ART CHECK

Support art rather than salute artistes after death

We need to mainstream creative arts in the new education system

In Summary

• The arts should be entrenched in elementary, not introduced in senior secondary

The late Kikuyu benga musician John DeMathew
The late Kikuyu benga musician John DeMathew
Image: COURTESY

On August 6, President Uhuru Kenyatta graced the celebrations of the 57th Jamaican Independence Grand Gala held at the National Stadium in Kingston, Jamaica.

 

One of the highlights of the ceremony was the recognition of music maestro Rita Marley for her contribution to the development of reggae music industry in her country and the world at large. The ceremony was also part of the cultural events marking the International Decade of People of African Descent. Rita is the widow of one of the founders of reggae music, the legendary Bob Marley, who died in 1981.

Uhuru presented the Reggae Icon Award, one of her country’s highest awards, to Rita for her immense contribution to the nurturing of reggae music. Jamaican Prime Minister Andrew Holness and the erudite Jamaican Minister of Culture Olivia Grange witnessed the event.

 
 
 

Internationally, Unesco officially recognised reggae music as part of world cultural heritage last year. The musical genre is one of the newest additions on the Representative List of the Intangible Cultural Heritage of Humanity list. Reggae is well known for its worldwide appeal to the youth, and in most cases, advocacy for the alleviation of the living conditions of the marginalised.

It is important to note the symbolic significance of our President awarding a musician on the basis of her contribution to nation-building through artistic competencies. By this act, his is a recognition of music and the arts as a central component of any human society, including our own.

Closer home, the recent demise of two icons of contemporary Kenyan music cannot escape our national attention, even in academia. Both Joseph Kamaru and John DeMathew died recently. Their consecutive funerals offer a sombre chance for the country to reflect on the state and status of the music industry in Kenya.

In both cases, Uhuru led top national leaders in mourning their death. He also attended their funeral ceremonies in Muranga county, which were also attended by thousands of Kenyans from all walks of life. The two funerals were also streamed live on television across the country.

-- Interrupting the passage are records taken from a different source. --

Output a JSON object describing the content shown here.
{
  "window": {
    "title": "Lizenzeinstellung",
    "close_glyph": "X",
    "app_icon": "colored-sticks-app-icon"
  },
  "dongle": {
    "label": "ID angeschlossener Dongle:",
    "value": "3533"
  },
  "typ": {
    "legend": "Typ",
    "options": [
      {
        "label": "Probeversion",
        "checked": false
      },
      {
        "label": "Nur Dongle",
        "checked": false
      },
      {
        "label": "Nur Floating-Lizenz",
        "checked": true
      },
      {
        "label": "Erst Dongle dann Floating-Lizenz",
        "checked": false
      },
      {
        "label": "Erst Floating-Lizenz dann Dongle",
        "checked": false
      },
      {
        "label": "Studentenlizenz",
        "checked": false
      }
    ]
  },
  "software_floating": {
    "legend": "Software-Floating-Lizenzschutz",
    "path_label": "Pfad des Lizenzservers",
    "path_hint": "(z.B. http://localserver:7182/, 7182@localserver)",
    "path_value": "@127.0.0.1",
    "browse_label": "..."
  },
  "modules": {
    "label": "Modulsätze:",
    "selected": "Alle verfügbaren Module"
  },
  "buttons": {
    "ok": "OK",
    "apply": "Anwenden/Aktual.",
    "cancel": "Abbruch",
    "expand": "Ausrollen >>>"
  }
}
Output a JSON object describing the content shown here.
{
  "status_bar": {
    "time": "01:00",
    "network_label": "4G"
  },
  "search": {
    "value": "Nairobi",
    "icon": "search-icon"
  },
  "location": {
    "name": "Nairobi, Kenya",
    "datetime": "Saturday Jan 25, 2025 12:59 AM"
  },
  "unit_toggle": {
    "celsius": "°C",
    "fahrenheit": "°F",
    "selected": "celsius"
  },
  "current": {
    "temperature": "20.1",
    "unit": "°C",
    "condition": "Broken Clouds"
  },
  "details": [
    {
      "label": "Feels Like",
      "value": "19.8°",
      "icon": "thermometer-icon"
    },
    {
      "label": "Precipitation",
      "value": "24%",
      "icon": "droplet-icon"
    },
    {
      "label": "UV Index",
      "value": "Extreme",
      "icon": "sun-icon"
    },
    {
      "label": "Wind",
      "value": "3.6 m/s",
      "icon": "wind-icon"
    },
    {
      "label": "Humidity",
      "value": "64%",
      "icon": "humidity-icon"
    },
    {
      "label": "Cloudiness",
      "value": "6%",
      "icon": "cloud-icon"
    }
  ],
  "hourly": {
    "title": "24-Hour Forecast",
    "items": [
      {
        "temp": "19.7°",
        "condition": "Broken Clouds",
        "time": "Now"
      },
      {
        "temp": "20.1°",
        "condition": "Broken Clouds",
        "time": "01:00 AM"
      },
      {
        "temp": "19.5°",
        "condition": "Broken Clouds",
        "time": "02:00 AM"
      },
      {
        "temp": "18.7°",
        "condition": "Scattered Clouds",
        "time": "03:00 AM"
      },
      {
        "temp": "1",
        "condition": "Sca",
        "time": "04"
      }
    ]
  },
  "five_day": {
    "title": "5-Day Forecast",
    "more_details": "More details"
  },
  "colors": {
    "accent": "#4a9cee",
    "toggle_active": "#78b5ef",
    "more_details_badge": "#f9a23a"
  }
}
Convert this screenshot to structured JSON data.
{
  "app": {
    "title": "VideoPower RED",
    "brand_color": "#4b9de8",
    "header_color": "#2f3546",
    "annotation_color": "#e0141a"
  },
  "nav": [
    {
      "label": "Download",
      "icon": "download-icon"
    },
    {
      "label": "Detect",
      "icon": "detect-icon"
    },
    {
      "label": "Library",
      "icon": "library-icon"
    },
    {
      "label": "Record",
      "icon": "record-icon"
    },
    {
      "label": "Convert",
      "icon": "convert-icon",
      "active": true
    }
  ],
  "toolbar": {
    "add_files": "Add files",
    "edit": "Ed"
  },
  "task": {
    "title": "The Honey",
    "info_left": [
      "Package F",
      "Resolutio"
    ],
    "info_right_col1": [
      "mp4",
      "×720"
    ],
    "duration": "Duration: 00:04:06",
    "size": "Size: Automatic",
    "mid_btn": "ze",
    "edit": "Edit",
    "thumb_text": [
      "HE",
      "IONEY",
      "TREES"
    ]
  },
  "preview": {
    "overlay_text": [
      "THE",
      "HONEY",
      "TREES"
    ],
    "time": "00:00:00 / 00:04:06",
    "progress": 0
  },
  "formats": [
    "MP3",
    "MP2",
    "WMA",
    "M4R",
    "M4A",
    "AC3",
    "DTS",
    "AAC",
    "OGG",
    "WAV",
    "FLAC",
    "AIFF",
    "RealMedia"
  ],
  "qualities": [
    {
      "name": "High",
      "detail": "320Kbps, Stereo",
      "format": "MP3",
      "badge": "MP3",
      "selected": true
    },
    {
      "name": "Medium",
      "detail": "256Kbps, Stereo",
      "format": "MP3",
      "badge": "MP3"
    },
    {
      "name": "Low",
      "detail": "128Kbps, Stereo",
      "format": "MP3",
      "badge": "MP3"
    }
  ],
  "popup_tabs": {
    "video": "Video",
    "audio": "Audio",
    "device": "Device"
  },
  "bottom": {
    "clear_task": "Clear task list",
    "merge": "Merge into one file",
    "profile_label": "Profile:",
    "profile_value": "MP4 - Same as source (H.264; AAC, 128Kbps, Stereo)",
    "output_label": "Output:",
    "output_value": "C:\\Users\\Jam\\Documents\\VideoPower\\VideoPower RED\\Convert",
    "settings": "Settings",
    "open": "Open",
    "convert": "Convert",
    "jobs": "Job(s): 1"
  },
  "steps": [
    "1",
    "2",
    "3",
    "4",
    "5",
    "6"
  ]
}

Speaking on Saturday, August 24, at the funeral of DeMathew, the President recognised the centrality of the music industry in our society. He announced new government measures to address the plight of our local musicians. He has instructed his government to pursue action that can redress the dwindling fortunes of local artistes courtesy of piracy and wanton theft of their property rights.

 

Intellectual property rights violation in Kenya is a serious challenge in the arts sector. The government needs to walk the talk and address violations of patents, copyrights, trademarks and designs of artistes and their works. Uhuru’s stern directive comes as a fresh message of hope to the industry. It is hoped that it shall be acted upon swiftly and in a sustainable manner.

Music is intangible heritage, but the property rights associated with its creation and possession have tangible pecuniary consequences. Piracy has seen most maestros dying in poverty or living lifestyles that do not reflect their prowess in artistic contribution to national development in Kenya.

Children performers at the Giriama Cultural Festival in Malindi
Children performers at the Giriama Cultural Festival in Malindi
Image: JKS MAKOKHA
 
 
 

However, much needs to be done to mainstream the arts in our society in general, music included. This can see us move towards global recognition of our genres such as benga or taarab, as is the case of Jamaica and reggae mentioned above.

For example, the plight of music education and the place of music studies in our curriculum needs to be debated, addressed and redressed. With the new curriculum direction, the government needs to invest in nurturing talents of our children not just in the Stem subjects but in areas like music studies also. Mainstreaming of the sciences in pursuit of our industrialisation goals, as enshrined in the Big Four Agenda and Vision 2030, should not occur at the expense of the arts.

In the new 2-6-6-3 education system, arts education is absent at the lower primary, upper primary and junior secondary levels. It is only in senior secondary, where the learning curriculum splits into three fields, that the arts appear. The three fields are: arts and sports, engineering and mathematics, and social sciences, science and technology. More needs to be done to entrench the arts in the elementary levels.

Music and other performing arts play a big role in our cultural development just like our national anthem. They need to be entrenched in government visions for development and education action plans. This is a more proactive way than saluting our musicians posthumously and eulogising roles they played while alive in our nation-building agenda.

Music in our education institutions should not exist in co-curricular or extra-curricular capacity like in 8-4-4 today. The government should consider mainstreaming the arts and embracing liberal arts like other developed nations do.

As it launches the new curriculum based on talents-enhancement and skills-building approaches to child development, let it train and hire arts instructors to ensure systematic and sustainable government support for the music sector. Invest in and fund the music schools and other art-centred institutions and agenda both at the county and national levels.

Let music do what it does best: educate the youth and foster sociocultural development at large. For, as the saying goes, education to the youth is like engraving on stones. It is a lasting investment. Let our children grow up in education systems and environments that nurture both their scientific and artistic talents/competencies.